_WORK INSTRUCTION:_ Copy, in full, each line of the material that holds the word "value".

_RECORDS FOR THIS TASK:_
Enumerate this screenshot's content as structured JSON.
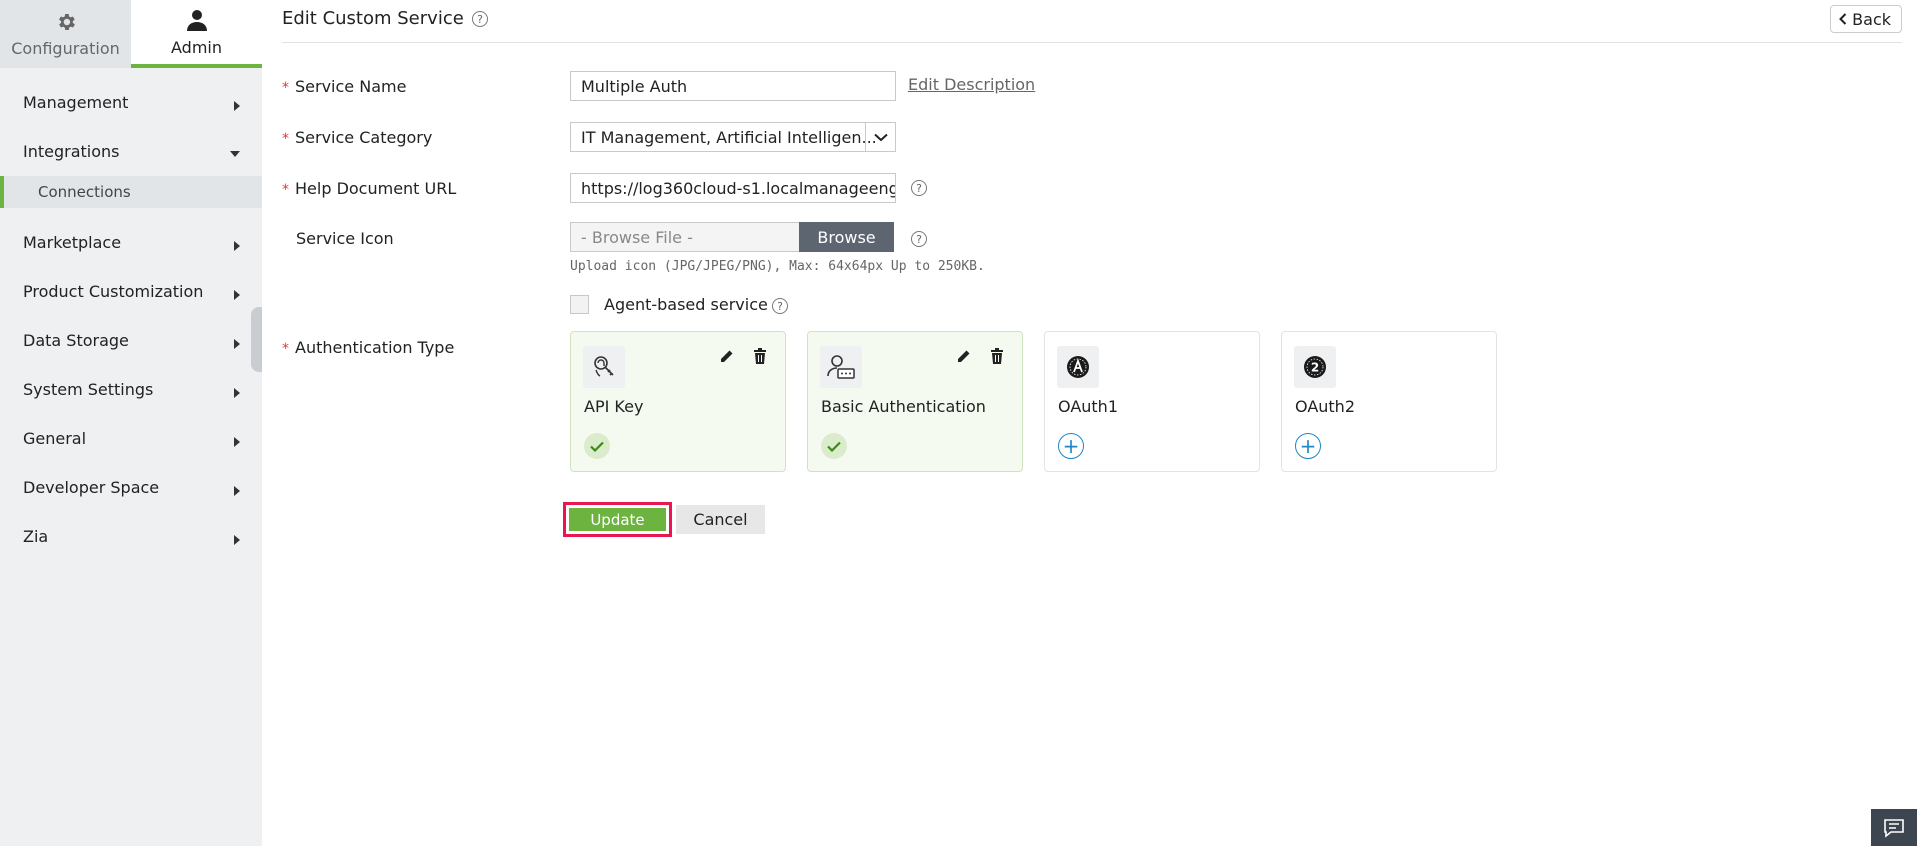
{
  "sidebar": {
    "tabs": [
      {
        "label": "Configuration",
        "icon": "gear-icon"
      },
      {
        "label": "Admin",
        "icon": "user-icon"
      }
    ],
    "items": [
      {
        "label": "Management"
      },
      {
        "label": "Integrations"
      },
      {
        "label": "Connections"
      },
      {
        "label": "Marketplace"
      },
      {
        "label": "Product Customization"
      },
      {
        "label": "Data Storage"
      },
      {
        "label": "System Settings"
      },
      {
        "label": "General"
      },
      {
        "label": "Developer Space"
      },
      {
        "label": "Zia"
      }
    ]
  },
  "header": {
    "title": "Edit Custom Service",
    "back_label": "Back"
  },
  "form": {
    "service_name": {
      "label": "Service Name",
      "value": "Multiple Auth",
      "link": "Edit Description"
    },
    "service_category": {
      "label": "Service Category",
      "value": "IT Management, Artificial Intelligen..."
    },
    "help_url": {
      "label": "Help Document URL",
      "value": "https://log360cloud-s1.localmanageeng"
    },
    "service_icon": {
      "label": "Service Icon",
      "placeholder": "- Browse File -",
      "button": "Browse",
      "hint": "Upload icon (JPG/JPEG/PNG), Max: 64x64px Up to 250KB."
    },
    "agent_based": {
      "label": "Agent-based service"
    },
    "auth_type": {
      "label": "Authentication Type",
      "cards": [
        {
          "label": "API Key",
          "selected": true,
          "icon": "fingerprint-key-icon"
        },
        {
          "label": "Basic Authentication",
          "selected": true,
          "icon": "user-password-icon"
        },
        {
          "label": "OAuth1",
          "selected": false,
          "icon": "oauth1-icon"
        },
        {
          "label": "OAuth2",
          "selected": false,
          "icon": "oauth2-icon"
        }
      ]
    },
    "update_label": "Update",
    "cancel_label": "Cancel"
  },
  "colors": {
    "accent": "#6cb33f",
    "required": "#e53935",
    "highlight": "#e8174f",
    "link": "#1f86c8"
  }
}
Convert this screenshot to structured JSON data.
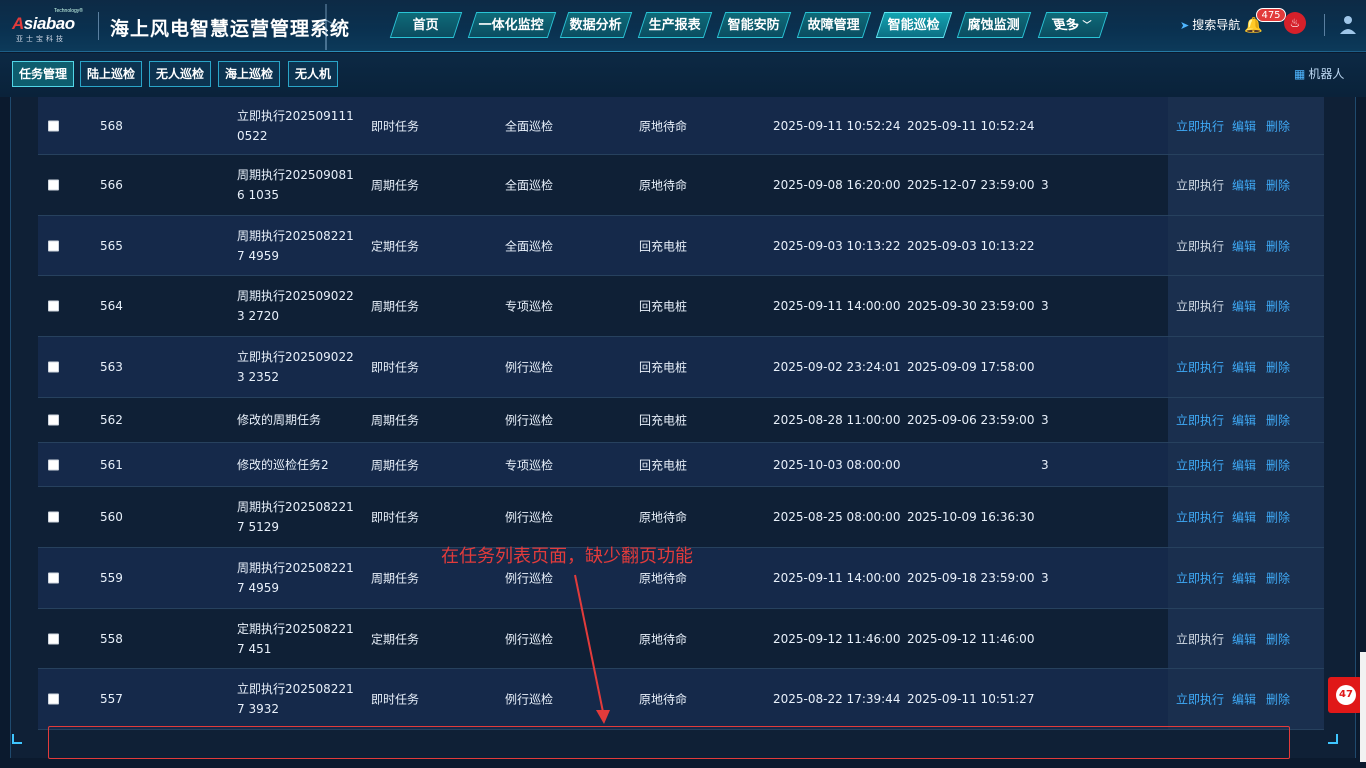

_WRITTEN ANSWER:_
      "value": "Multiple Auth",
      "value": "IT Management, Artificial Intelligen..."
      "value": "https://log360cloud-s1.localmanageeng"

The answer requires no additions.